“I see.”

“And sometimes, late at night, my phone also pings with email offers for side-opening bath tubs and stair lifts.”

“Stair lifts?”

“Yep. And sometimes I’m offered the opportunity to buy Velcro slippers and hand gadgets to pick up things on the floor without bending down. Oh, and recently I’ve been getting dire warnings in my late-night inbox about the need to stockpile Viagra before there’s chaos at the ports.”


“And occasionally, deep in the endless night, I receive email inducements to purchase an interest-free deep-seater pillow-back couch with washable covers in soothing vanilla tones.”

“Vanilla? Nothing in turf brown or gun-metal grey, no?”

“Afraid not. But I quite like those discreet sofa advertisements that gently stir me to wakefulness. With the cat slumbering noisily at the end of the bed, I mentally start redecorating the house, throwing out all my old crap and starting again in soft and cloudy hues of cream and cream.

“But then I start worrying about landfill. I mean, where will the old red chair in the kitchen go? And, I ask myself, sitting up and groping around for my dressing-gown and accidentally braining the moggie, while we’re on on the subject of landfill, and environmental destruction, and raging seas and crumbling cliff faces, and burning forests and thirsty deserts, what kind of world my children will inherit. And, should they have the desire to have any, what about their children and their children’s children?”


“Stumbling downstairs in the dark for a glass of water, I speculate whether those unborn generations are going to end up living in sealed underground city-pods, fighting oxygen wars, living on chemical nutrients, eking out water-flavoured water and being governed by cockroaches in polystyrene suits.”

“I see.”

‘My haggard reflection’

“Then I glimpse my haggard reflection in the patio doors, Doctor, and ask myself if avarice and wanton ignorance will force us back into a new Stone Age played out on flooded plains.”

“You do, do you?”

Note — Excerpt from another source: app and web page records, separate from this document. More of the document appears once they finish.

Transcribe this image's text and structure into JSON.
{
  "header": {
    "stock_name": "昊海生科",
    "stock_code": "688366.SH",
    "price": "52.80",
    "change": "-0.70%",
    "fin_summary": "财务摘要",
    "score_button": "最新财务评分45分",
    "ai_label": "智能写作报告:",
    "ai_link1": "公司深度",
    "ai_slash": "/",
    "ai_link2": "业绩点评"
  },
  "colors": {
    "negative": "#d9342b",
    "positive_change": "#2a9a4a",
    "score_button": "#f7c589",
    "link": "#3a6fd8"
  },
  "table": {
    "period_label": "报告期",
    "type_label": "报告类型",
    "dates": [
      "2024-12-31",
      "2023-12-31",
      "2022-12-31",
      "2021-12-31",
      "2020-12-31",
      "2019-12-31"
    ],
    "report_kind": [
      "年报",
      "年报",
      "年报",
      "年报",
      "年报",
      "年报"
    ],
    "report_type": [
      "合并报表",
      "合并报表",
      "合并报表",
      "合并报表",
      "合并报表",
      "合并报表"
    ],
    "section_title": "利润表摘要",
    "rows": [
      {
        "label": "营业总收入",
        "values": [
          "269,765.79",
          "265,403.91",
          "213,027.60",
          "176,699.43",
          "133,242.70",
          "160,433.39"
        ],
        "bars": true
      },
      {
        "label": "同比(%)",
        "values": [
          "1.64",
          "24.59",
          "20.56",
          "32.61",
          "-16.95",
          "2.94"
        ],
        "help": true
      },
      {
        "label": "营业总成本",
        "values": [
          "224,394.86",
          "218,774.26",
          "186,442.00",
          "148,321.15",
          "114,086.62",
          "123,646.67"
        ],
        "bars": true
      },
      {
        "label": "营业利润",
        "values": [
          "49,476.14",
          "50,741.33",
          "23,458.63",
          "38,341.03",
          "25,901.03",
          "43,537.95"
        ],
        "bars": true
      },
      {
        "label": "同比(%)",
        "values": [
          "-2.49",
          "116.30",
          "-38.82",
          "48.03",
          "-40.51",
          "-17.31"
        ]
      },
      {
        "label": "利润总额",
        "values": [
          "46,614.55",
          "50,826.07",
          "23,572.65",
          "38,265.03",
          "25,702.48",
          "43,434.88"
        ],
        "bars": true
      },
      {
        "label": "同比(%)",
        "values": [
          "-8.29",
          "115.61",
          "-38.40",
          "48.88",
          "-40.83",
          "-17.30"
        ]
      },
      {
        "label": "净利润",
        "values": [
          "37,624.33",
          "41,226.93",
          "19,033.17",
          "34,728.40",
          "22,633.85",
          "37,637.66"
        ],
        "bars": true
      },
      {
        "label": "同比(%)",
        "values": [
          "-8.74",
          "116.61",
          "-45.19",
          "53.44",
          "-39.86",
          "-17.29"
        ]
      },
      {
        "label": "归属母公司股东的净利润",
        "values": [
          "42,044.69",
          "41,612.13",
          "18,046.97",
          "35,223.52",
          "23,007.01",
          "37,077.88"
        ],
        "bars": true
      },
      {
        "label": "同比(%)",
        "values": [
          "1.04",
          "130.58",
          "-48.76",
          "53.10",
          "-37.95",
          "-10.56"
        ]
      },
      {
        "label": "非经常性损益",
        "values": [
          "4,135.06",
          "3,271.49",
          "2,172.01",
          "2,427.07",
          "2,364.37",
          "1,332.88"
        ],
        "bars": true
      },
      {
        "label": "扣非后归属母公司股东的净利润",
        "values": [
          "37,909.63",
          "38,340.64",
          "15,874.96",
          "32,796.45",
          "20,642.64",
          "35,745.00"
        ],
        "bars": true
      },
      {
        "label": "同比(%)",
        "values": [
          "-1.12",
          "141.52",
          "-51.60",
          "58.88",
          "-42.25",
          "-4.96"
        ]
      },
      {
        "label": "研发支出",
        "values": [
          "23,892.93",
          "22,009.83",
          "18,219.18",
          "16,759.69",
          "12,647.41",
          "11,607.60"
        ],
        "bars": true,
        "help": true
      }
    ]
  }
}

“Will there be a total reversal of humankind’s cultural, artistic and scientific achievements? Will we end up eating lightly poached middle-aged ladies for breakfast?”

“I’m failing to find any relationship between those two questions.”

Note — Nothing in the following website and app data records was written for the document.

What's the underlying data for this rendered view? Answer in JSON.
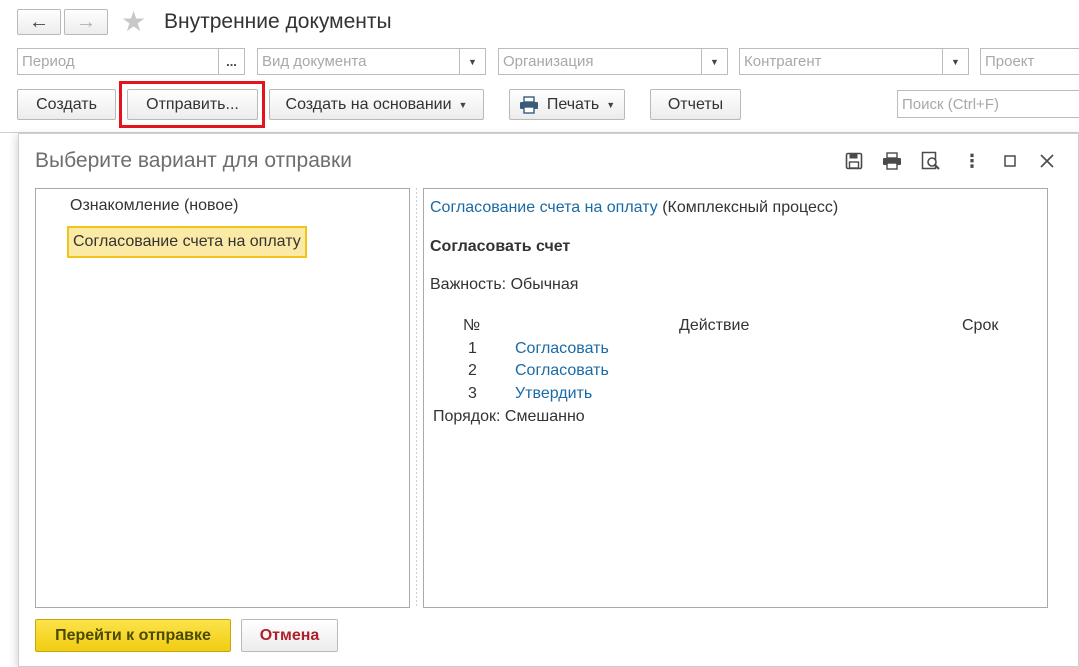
{
  "header": {
    "back_icon": "←",
    "forward_icon": "→",
    "star_icon": "★",
    "title": "Внутренние документы"
  },
  "filters": {
    "period": "Период",
    "period_button": "...",
    "doc_type": "Вид документа",
    "organization": "Организация",
    "counterparty": "Контрагент",
    "project": "Проект"
  },
  "toolbar": {
    "create": "Создать",
    "send": "Отправить...",
    "create_based": "Создать на основании",
    "print": "Печать",
    "reports": "Отчеты",
    "search_placeholder": "Поиск (Ctrl+F)"
  },
  "dialog": {
    "title": "Выберите вариант для отправки",
    "options": [
      "Ознакомление (новое)",
      "Согласование счета на оплату"
    ],
    "detail": {
      "process_link": "Согласование счета на оплату",
      "process_type": "(Комплексный процесс)",
      "task": "Согласовать счет",
      "importance_label": "Важность:",
      "importance_value": "Обычная",
      "columns": [
        "№",
        "Действие",
        "Срок"
      ],
      "rows": [
        {
          "num": "1",
          "action": "Согласовать"
        },
        {
          "num": "2",
          "action": "Согласовать"
        },
        {
          "num": "3",
          "action": "Утвердить"
        }
      ],
      "order_label": "Порядок:",
      "order_value": "Смешанно"
    },
    "buttons": {
      "go": "Перейти к отправке",
      "cancel": "Отмена"
    }
  },
  "colors": {
    "accent_yellow": "#f2cc12",
    "link_blue": "#1a6aa5",
    "highlight_red": "#e3141e"
  }
}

“I put on the kettle as the clock strikes 4am, Doctor. Reaching for the teabags, I realise that I’ve forgotten to buy the unbleached variety. I’m probably personally responsible for the death of a dozen baby turtles by now.”

“Steady on.”

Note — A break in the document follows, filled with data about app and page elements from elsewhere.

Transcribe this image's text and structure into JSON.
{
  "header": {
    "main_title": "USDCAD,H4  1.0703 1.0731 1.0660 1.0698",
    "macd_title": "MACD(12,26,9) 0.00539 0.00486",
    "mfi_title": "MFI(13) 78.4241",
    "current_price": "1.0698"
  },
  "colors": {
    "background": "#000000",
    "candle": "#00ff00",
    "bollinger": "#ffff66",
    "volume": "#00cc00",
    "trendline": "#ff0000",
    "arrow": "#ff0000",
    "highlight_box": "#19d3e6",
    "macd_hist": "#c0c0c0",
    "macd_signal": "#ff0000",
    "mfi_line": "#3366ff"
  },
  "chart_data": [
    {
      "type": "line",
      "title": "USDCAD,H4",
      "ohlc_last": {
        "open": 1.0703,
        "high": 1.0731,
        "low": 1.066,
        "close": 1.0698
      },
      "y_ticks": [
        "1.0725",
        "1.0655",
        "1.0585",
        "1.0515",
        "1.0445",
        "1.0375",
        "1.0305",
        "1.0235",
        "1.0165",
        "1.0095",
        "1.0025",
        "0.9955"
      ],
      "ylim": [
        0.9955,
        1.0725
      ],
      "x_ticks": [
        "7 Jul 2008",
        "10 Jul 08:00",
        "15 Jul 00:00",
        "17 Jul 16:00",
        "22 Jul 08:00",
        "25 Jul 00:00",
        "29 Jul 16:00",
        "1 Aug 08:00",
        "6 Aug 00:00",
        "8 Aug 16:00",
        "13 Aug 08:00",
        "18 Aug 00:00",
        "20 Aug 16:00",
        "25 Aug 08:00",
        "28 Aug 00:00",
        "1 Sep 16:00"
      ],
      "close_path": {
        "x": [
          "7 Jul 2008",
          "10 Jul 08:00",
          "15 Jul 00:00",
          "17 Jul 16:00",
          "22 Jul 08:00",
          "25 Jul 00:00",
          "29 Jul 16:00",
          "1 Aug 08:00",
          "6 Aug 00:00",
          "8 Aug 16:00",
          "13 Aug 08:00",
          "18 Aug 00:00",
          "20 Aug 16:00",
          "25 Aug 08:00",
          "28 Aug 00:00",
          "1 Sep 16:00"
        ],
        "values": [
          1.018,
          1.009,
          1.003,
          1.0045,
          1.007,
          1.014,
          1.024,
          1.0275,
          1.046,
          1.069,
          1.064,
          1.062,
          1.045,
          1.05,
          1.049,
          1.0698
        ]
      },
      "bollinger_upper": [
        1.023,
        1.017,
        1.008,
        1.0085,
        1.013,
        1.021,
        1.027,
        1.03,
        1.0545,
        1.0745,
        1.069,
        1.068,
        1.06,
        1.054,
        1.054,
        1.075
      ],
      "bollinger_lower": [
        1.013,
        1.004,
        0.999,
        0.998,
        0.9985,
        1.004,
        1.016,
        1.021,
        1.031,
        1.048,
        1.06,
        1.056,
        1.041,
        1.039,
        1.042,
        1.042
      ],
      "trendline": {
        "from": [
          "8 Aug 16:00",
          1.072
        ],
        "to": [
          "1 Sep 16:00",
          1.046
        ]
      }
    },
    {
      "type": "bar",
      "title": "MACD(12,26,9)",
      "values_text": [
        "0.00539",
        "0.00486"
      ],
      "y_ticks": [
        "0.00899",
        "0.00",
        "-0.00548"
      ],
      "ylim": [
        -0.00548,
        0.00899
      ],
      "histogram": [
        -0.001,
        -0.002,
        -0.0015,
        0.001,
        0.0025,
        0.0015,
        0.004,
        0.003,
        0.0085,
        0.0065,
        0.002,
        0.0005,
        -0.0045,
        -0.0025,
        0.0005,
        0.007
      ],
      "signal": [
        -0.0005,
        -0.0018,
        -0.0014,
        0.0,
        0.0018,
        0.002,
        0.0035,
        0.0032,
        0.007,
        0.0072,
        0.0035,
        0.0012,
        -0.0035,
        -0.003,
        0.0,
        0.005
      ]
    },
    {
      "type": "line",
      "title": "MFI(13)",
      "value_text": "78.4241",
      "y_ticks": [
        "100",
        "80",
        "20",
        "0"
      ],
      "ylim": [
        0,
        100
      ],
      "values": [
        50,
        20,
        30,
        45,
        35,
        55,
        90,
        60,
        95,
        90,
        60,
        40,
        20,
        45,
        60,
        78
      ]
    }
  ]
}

“Is this it? Is this what the future holds? Is it? Is it? I’m sorry, what was the question? Do I sleep okay? Oh yeah, no, seriously, I do, yeah. I sleep just fine.”

She takes my blood pressure and listens to my heart with her stethoscope. She sits down again.

“Maybe the palpitations are to do with the menopause,” I offer helpfully.

She raises an eyebrow. That ship, she seems to imply, has well and truly sailed.

“Do you drink a lot of coffee?’


“And sleep with your phone beside the bed?”


“Turn off your phone at night and cut down on coffee.”

“Turn it off?”

“Turn off your phone. Go for a walk in the evening, get some air, eat more greens and add turmeric to your diet. And breathe. Breathing helps.”

“Turmeric. Greens. Phone off. Evening walk. Breathe.”


“Brilliant! So I don’t need something big and shiny and medical and expensive and invasive and inconvenient to happen?”

She shakes her head.

I leave the surgery, take my phone out of my pocket and look up the health benefits of turmeric. I find that, according to Doc Google, the gnarly yellow anti-inflammatory antioxidant goddess has the the potential to help prevent all sorts of diseases.

Real or imagined.